The three-tiered program introduced in 2013 allows nonprofits to advance along a transparency continuum, each stage of which generates some tangible organizational benefits, as well as the less tangible—but perhaps more valuable—permission to identify the nonprofit as a bronze, silver or gold participant, including use of a GuideStar logo on websites and other materials. The bronze level requires little more than entry and verification of an organization’s basic contact information and mission; silver entails additional verifications regarding the organization’s financial information; while gold has much more rigorous requirements relating to impact and effectiveness, including organizational goals, strategies, capabilities, indicators and progress.

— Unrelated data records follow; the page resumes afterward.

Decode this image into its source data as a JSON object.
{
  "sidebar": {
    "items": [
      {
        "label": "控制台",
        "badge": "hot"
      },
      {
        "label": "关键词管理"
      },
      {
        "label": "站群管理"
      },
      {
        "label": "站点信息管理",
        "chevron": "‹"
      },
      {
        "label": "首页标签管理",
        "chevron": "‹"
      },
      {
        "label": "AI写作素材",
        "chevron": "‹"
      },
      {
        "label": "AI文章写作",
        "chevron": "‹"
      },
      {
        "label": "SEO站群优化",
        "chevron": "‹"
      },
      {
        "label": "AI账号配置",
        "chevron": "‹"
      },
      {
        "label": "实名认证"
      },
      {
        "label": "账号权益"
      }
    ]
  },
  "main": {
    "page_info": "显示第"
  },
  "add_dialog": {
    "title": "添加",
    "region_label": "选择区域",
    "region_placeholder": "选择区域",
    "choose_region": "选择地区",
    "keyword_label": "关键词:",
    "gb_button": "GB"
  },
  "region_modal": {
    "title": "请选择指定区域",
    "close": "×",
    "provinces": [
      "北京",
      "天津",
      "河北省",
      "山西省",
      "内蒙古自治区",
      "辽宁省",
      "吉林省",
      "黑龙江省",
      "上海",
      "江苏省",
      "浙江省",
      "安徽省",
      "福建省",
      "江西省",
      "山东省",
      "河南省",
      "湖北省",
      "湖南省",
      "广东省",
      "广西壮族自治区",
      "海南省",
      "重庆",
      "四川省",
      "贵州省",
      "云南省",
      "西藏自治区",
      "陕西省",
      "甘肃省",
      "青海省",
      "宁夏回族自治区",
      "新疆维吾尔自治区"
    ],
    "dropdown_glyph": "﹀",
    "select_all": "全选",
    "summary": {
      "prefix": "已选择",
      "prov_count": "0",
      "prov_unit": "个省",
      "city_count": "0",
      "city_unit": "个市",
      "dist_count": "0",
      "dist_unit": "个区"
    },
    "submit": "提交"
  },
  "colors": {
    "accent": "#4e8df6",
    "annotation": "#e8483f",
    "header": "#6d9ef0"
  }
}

Many nonprofit leaders recognize it’s in their best interest to share as much as they can through GuideStar and other charity-tracking websites, because institutions and individuals will actively seek out the kind of information captured on these sites. Of course, it’s easier to complete more sections of a profile like the GuideStar Exchange if your house is already in order, and if it is, your GuideStar profile becomes an essential component in your fundraising, marketing and public relations efforts. When it comes to governance practices, it will be interesting to see how the sector responds and how ready organizations are to own (or own up to) their solid governance practices (or shortfalls).
There’s no doubt GuideStar and BoardSource intend to keep raising the bar in terms of accountability by inviting nonprofits to publicly share information about how their boards work. There’s no mention of a fourth level (platinum? priceless?) for completing the “People and Governance” section, so presumably this expands the “Impact and Effectiveness” requirements for a gold participation rating.
Keep reading NPQ for further developments.—Eileen Cunniffe